Once in Faerie, the hero quickly finds himself facing either some overwhelmingly difficult task or having to obey some ridiculously arbitrary command. In short, the hero’s character is tested and often fails, but he always finds help from some source outside himself. (This is how you can tell a true fairy tale from a modern counterfeit: real fairy tales always have the hero come up short and flawed, instead of singing narcissistic songs of self-sufficiency.)

The task is always passed, though often at some cost to the hero, and he (or she) has become wiser, braver, and kinder. He returns home better equipped to live in a world where the monsters and dangers aren’t always so obvious. His laughter is richer, his love stronger, and his life more vital. So it is with the great Samwise Gamgee when he returns to his beloved Shire.

But sometimes the hero’s time in Faerie wounds his soul by awakening a longing for something not to be found in this world. Often this longing connects to the help the hero received in Faerie: he has beheld a beauty, a grace, a wisdom that is simultaneously familiar and foreign.  He soon realizes that his heart can never be at peace but in the presence of this beauty. Such a character is Frodo, whose heart-wounds can only be healed in an eternal, ancient land over the western seas.
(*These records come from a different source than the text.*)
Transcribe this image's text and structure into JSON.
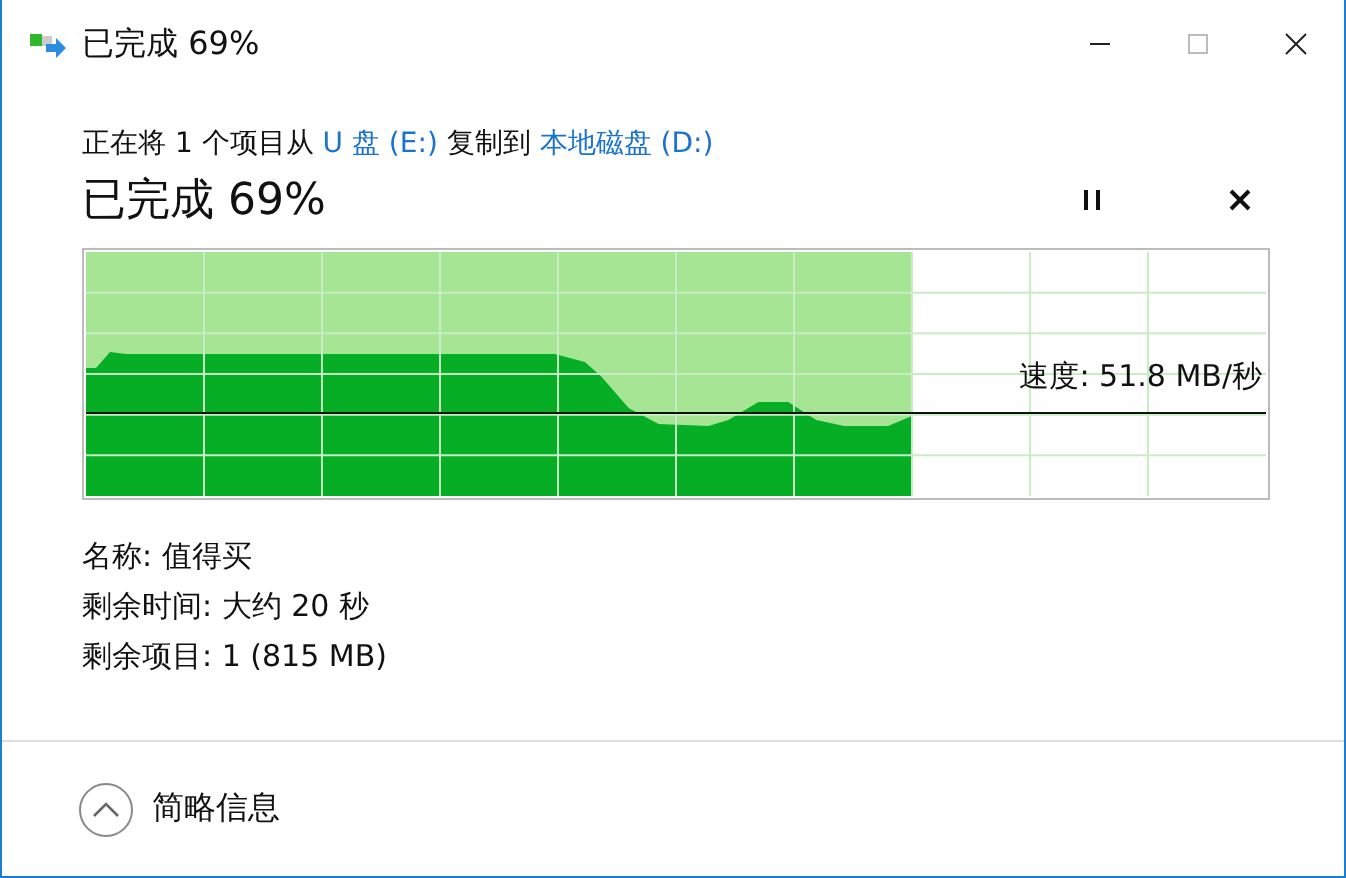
{
  "window": {
    "title": "已完成 69%"
  },
  "source_line": [
    {
      "kind": "text",
      "text": "正在将 1 个项目从"
    },
    {
      "kind": "link",
      "text": "U 盘 (E:)"
    },
    {
      "kind": "text",
      "text": "复制到"
    },
    {
      "kind": "link",
      "text": "本地磁盘 (D:)"
    }
  ],
  "heading": "已完成 69%",
  "progress": {
    "level": 0.7,
    "speed": "速度: 51.8 MB/秒"
  },
  "details": [
    "名称: 值得买",
    "剩余时间: 大约 20 秒",
    "剩余项目: 1 (815 MB)"
  ],
  "footer": {
    "label": "简略信息",
    "expanded": true
  }
}
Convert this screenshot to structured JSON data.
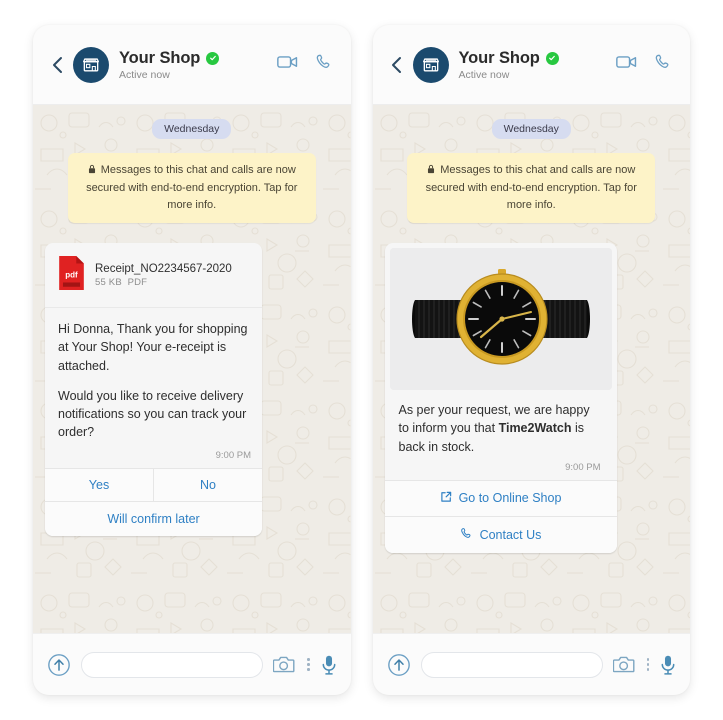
{
  "header": {
    "shop_name": "Your Shop",
    "status": "Active now",
    "verified": true,
    "back_icon": "back-chevron-icon",
    "video_icon": "video-call-icon",
    "call_icon": "voice-call-icon",
    "avatar_icon": "storefront-icon"
  },
  "chat": {
    "day_label": "Wednesday",
    "encryption_notice": "Messages to this chat and calls are now secured with end-to-end encryption. Tap for more info."
  },
  "left_panel": {
    "attachment": {
      "file_name": "Receipt_NO2234567-2020",
      "file_size": "55 KB",
      "file_type": "PDF",
      "icon_label": "pdf"
    },
    "message_paragraph_1": "Hi Donna, Thank you for shopping at Your Shop! Your e-receipt is attached.",
    "message_paragraph_2": "Would you like to receive delivery notifications so you can track your order?",
    "timestamp": "9:00 PM",
    "buttons": {
      "yes": "Yes",
      "no": "No",
      "later": "Will confirm later"
    }
  },
  "right_panel": {
    "product_alt": "gold-watch-black-dial-photo",
    "message_prefix": "As per your request, we are happy to inform you that ",
    "brand": "Time2Watch",
    "message_suffix": " is back in stock.",
    "timestamp": "9:00 PM",
    "buttons": {
      "shop": "Go to Online Shop",
      "contact": "Contact Us"
    }
  },
  "composer": {
    "input_value": "",
    "input_placeholder": "",
    "send_icon": "arrow-up-circle-icon",
    "camera_icon": "camera-icon",
    "more_icon": "more-vertical-icon",
    "mic_icon": "microphone-icon"
  },
  "colors": {
    "accent_blue": "#2f80c4",
    "verified_green": "#27c840",
    "encryption_yellow": "#fdf3c8",
    "day_chip": "#d6dcf0",
    "avatar_navy": "#1b4a6e",
    "pdf_red": "#e02222"
  }
}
Looking over these common elements of fairy tales, it is easy to identify their purpose and function: to teach us how to live in our own world, fairy tales take us to another world for a time. Fairy tales are entertaining, enchanting, alluring. But this delight cannot be separated from what fairy stories teach us.  More on this later.

The best way to end this post is by encouraging you to take a trip to Faerie, to undertake a journey of delight and danger that will deepen the colors and pleasures of your homecoming. Read some fairy tales to yourself. Then read them to any kid who comes near to you.

But if you can’t get to your fairy stories, at least meditate on the approaching feast.  For Christmas is all about the Great Fairy Tale: the story that turns our entire life into one glorious fairy tale that ends with our true and final Homecoming.